Originally Posted by Charles R
This part I have to disagree with (for me). My room has evolved over the years through multiple changes so I'm well aware of how they influence my experience. The biggest being a few sound panels. As I have posted before I understand and don't necessarily disagree with the concept however at the same time I think the attention deficit disorder for anything visible is self-induced to a large degree. Such that it is more a mental distraction one has in the desire to cover it up versus its inherent distraction.
I think it's a fair point that you raise. And it's the nature of the "enthusiast" to make mountains out of mole-hills.
However, I find support for this concept not only through my own experimenting and perception, but through the reactions of other people as well.
I started doing these types of experiments with my very basic ED resolution Panasonic plasma, years ago. Once I started masking it for 2:35:1 content, and then adding a pitch black curtain behind it when watching movies, erasing the visible background, I was just amazed at how much more vivid and immersive it seemed to make the image.
The thing is, visitors tended to have the same reactions. They were so blown away (watching under the conditions above) by the image, even though a number of them owned newer, better plasmas, that they thought I had some sort of "special" display or something. Because they'd never experienced an image quite like it. What they were experiencing was really the culmination of my paying attention to the method of presentation, to enhance the qualities of the image - going to a degree they had not experienced before. Not knowing why it looked so much better, they simply attributed it to the plasma itself. (I still to this day have people telling me they never experienced a better flat panel image).
The same has been playing out in my home theater. A number of the people who see movies in my home theater either have projection set ups themselves, or have other friends with projectors, yet I continually am told how much more effective and immersive the experience seems to be at my place. Often they can't articulate exactly why, but speak of the focus and being "in the movie" sensation they get, that they don't experience elsewhere.

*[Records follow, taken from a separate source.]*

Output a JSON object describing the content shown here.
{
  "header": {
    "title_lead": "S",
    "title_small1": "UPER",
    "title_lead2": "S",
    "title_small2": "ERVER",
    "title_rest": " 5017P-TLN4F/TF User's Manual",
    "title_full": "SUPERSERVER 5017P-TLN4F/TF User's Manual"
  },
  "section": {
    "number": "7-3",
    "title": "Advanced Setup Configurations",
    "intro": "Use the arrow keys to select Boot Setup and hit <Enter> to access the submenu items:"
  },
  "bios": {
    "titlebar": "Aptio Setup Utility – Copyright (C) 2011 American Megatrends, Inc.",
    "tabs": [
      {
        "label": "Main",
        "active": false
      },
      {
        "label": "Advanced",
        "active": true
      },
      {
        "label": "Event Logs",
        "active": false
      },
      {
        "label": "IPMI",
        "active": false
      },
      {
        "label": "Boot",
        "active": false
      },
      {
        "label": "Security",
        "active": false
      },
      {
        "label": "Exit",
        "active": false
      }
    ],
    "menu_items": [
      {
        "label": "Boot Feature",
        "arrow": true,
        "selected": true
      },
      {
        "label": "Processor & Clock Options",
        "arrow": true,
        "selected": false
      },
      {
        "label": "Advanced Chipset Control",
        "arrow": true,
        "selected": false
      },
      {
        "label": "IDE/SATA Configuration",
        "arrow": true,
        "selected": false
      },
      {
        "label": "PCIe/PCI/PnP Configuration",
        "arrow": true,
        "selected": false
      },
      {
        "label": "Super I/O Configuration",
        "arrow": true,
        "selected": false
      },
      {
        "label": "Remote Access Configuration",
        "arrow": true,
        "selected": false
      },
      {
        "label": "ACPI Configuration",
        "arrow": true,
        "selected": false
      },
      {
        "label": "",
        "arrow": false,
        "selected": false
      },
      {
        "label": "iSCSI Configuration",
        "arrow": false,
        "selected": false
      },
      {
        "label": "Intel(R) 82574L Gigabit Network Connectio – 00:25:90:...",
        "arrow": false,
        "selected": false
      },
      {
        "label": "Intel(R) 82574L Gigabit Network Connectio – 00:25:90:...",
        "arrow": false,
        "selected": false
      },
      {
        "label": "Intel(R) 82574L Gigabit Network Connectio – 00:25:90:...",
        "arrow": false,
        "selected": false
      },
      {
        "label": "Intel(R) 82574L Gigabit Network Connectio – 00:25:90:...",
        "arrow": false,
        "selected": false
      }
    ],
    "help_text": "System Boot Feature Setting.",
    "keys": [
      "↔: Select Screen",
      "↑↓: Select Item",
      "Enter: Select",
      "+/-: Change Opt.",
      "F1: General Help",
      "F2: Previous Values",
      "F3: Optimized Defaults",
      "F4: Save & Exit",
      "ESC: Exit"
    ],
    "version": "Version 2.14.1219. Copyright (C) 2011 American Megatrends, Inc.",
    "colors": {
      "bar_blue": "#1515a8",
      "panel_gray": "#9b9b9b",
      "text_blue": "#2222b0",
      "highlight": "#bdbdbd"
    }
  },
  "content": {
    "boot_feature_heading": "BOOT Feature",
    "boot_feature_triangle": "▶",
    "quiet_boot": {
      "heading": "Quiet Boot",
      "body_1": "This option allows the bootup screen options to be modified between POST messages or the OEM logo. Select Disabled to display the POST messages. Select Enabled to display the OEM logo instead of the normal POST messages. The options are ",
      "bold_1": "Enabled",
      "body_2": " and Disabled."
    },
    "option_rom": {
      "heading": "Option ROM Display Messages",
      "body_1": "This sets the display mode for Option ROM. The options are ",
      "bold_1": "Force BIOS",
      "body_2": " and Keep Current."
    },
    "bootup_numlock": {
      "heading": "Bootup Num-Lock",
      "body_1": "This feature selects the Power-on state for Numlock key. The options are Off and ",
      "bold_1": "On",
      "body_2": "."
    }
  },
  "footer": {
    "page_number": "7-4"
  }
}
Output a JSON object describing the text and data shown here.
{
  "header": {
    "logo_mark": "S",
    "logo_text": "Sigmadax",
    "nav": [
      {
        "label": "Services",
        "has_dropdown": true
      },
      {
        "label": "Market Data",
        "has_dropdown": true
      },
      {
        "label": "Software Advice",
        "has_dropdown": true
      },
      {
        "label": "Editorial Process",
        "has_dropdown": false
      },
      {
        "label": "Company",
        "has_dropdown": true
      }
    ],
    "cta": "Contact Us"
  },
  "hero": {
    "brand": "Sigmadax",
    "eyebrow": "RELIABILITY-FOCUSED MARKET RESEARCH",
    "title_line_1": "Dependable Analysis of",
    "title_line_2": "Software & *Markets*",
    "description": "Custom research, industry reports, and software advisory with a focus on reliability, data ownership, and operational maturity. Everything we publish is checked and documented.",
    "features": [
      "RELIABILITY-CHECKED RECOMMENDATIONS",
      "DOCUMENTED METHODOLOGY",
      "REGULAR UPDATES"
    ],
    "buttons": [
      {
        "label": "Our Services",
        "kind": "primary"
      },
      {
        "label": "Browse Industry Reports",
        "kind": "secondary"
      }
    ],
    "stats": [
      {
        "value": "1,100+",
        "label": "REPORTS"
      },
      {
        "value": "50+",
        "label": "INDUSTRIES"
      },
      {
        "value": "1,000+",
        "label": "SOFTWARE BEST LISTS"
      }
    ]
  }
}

Having experimented with presentation for so long, I believe I know why. Unlike in their homes, I've gone to greater lengths to maximize the focus on the image, which pays such dividends.
For most people.